PROMPT:
Without skipping a line, reproduce the entries exactly.

======== DATA LISTING

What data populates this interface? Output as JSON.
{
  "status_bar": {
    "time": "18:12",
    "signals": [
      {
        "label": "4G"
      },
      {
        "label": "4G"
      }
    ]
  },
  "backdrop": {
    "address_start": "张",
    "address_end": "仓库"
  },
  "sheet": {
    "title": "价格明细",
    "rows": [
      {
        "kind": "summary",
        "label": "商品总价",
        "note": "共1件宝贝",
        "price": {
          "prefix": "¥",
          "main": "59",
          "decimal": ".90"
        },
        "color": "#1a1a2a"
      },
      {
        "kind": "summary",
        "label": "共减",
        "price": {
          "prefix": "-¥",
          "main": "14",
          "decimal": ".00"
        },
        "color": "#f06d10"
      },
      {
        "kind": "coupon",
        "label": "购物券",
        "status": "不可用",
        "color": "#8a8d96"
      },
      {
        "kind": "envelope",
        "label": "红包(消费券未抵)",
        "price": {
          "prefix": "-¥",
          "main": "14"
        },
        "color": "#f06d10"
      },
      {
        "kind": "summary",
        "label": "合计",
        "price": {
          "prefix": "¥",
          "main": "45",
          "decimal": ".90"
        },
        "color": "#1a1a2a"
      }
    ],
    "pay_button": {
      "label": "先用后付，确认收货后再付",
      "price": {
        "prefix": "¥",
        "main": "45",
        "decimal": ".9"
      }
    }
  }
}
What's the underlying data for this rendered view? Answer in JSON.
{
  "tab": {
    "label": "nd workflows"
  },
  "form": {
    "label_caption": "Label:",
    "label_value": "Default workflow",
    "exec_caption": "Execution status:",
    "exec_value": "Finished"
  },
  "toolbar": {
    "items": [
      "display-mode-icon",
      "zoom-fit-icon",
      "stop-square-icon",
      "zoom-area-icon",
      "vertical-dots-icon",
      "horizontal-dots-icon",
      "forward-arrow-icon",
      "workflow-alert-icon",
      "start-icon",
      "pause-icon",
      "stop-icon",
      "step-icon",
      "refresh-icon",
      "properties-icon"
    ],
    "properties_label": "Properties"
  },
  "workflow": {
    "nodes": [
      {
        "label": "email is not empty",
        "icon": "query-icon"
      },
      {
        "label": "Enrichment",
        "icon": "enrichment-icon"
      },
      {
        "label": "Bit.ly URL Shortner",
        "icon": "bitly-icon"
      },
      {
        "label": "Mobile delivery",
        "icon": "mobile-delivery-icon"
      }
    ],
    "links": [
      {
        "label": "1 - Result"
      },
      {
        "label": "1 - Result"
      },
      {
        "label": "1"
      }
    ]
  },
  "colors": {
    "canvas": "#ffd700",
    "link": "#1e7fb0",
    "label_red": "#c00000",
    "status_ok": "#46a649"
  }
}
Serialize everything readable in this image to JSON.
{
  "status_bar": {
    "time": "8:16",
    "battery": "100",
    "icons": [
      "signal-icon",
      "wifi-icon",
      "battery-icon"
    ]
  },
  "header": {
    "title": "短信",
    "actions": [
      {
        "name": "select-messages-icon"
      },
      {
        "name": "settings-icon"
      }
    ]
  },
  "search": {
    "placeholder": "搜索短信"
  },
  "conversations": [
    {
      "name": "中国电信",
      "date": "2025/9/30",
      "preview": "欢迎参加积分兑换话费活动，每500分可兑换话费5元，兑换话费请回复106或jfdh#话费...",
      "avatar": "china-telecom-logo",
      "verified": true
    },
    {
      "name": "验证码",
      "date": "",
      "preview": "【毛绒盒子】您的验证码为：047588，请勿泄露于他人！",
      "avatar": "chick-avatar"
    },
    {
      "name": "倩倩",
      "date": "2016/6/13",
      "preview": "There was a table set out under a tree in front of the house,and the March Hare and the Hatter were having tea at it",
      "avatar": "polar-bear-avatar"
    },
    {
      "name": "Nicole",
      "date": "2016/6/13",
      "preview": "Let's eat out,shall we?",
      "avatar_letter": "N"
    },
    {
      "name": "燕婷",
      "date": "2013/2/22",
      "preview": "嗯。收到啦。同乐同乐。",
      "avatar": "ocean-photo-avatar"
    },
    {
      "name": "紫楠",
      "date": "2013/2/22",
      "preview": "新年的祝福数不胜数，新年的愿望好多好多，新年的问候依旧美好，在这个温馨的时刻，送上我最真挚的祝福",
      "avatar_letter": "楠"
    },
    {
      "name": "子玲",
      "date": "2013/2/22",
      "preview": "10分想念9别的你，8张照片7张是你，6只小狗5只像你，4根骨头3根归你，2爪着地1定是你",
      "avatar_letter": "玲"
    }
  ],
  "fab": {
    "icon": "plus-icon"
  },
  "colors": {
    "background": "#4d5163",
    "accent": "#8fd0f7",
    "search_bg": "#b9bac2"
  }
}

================

EXERCISE RESULT:
What data populates this interface? Output as JSON.
{
  "status_bar": {
    "time": "18:12",
    "signals": [
      {
        "label": "4G"
      },
      {
        "label": "4G"
      }
    ]
  },
  "backdrop": {
    "address_start": "张",
    "address_end": "仓库"
  },
  "sheet": {
    "title": "价格明细",
    "rows": [
      {
        "kind": "summary",
        "label": "商品总价",
        "note": "共1件宝贝",
        "price": {
          "prefix": "¥",
          "main": "59",
          "decimal": ".90"
        },
        "color": "#1a1a2a"
      },
      {
        "kind": "summary",
        "label": "共减",
        "price": {
          "prefix": "-¥",
          "main": "14",
          "decimal": ".00"
        },
        "color": "#f06d10"
      },
      {
        "kind": "coupon",
        "label": "购物券",
        "status": "不可用",
        "color": "#8a8d96"
      },
      {
        "kind": "envelope",
        "label": "红包(消费券未抵)",
        "price": {
          "prefix": "-¥",
          "main": "14"
        },
        "color": "#f06d10"
      },
      {
        "kind": "summary",
        "label": "合计",
        "price": {
          "prefix": "¥",
          "main": "45",
          "decimal": ".90"
        },
        "color": "#1a1a2a"
      }
    ],
    "pay_button": {
      "label": "先用后付，确认收货后再付",
      "price": {
        "prefix": "¥",
        "main": "45",
        "decimal": ".9"
      }
    }
  }
}
What's the underlying data for this rendered view? Answer in JSON.
{
  "tab": {
    "label": "nd workflows"
  },
  "form": {
    "label_caption": "Label:",
    "label_value": "Default workflow",
    "exec_caption": "Execution status:",
    "exec_value": "Finished"
  },
  "toolbar": {
    "items": [
      "display-mode-icon",
      "zoom-fit-icon",
      "stop-square-icon",
      "zoom-area-icon",
      "vertical-dots-icon",
      "horizontal-dots-icon",
      "forward-arrow-icon",
      "workflow-alert-icon",
      "start-icon",
      "pause-icon",
      "stop-icon",
      "step-icon",
      "refresh-icon",
      "properties-icon"
    ],
    "properties_label": "Properties"
  },
  "workflow": {
    "nodes": [
      {
        "label": "email is not empty",
        "icon": "query-icon"
      },
      {
        "label": "Enrichment",
        "icon": "enrichment-icon"
      },
      {
        "label": "Bit.ly URL Shortner",
        "icon": "bitly-icon"
      },
      {
        "label": "Mobile delivery",
        "icon": "mobile-delivery-icon"
      }
    ],
    "links": [
      {
        "label": "1 - Result"
      },
      {
        "label": "1 - Result"
      },
      {
        "label": "1"
      }
    ]
  },
  "colors": {
    "canvas": "#ffd700",
    "link": "#1e7fb0",
    "label_red": "#c00000",
    "status_ok": "#46a649"
  }
}
Serialize everything readable in this image to JSON.
{
  "status_bar": {
    "time": "8:16",
    "battery": "100",
    "icons": [
      "signal-icon",
      "wifi-icon",
      "battery-icon"
    ]
  },
  "header": {
    "title": "短信",
    "actions": [
      {
        "name": "select-messages-icon"
      },
      {
        "name": "settings-icon"
      }
    ]
  },
  "search": {
    "placeholder": "搜索短信"
  },
  "conversations": [
    {
      "name": "中国电信",
      "date": "2025/9/30",
      "preview": "欢迎参加积分兑换话费活动，每500分可兑换话费5元，兑换话费请回复106或jfdh#话费...",
      "avatar": "china-telecom-logo",
      "verified": true
    },
    {
      "name": "验证码",
      "date": "",
      "preview": "【毛绒盒子】您的验证码为：047588，请勿泄露于他人！",
      "avatar": "chick-avatar"
    },
    {
      "name": "倩倩",
      "date": "2016/6/13",
      "preview": "There was a table set out under a tree in front of the house,and the March Hare and the Hatter were having tea at it",
      "avatar": "polar-bear-avatar"
    },
    {
      "name": "Nicole",
      "date": "2016/6/13",
      "preview": "Let's eat out,shall we?",
      "avatar_letter": "N"
    },
    {
      "name": "燕婷",
      "date": "2013/2/22",
      "preview": "嗯。收到啦。同乐同乐。",
      "avatar": "ocean-photo-avatar"
    },
    {
      "name": "紫楠",
      "date": "2013/2/22",
      "preview": "新年的祝福数不胜数，新年的愿望好多好多，新年的问候依旧美好，在这个温馨的时刻，送上我最真挚的祝福",
      "avatar_letter": "楠"
    },
    {
      "name": "子玲",
      "date": "2013/2/22",
      "preview": "10分想念9别的你，8张照片7张是你，6只小狗5只像你，4根骨头3根归你，2爪着地1定是你",
      "avatar_letter": "玲"
    }
  ],
  "fab": {
    "icon": "plus-icon"
  },
  "colors": {
    "background": "#4d5163",
    "accent": "#8fd0f7",
    "search_bg": "#b9bac2"
  }
}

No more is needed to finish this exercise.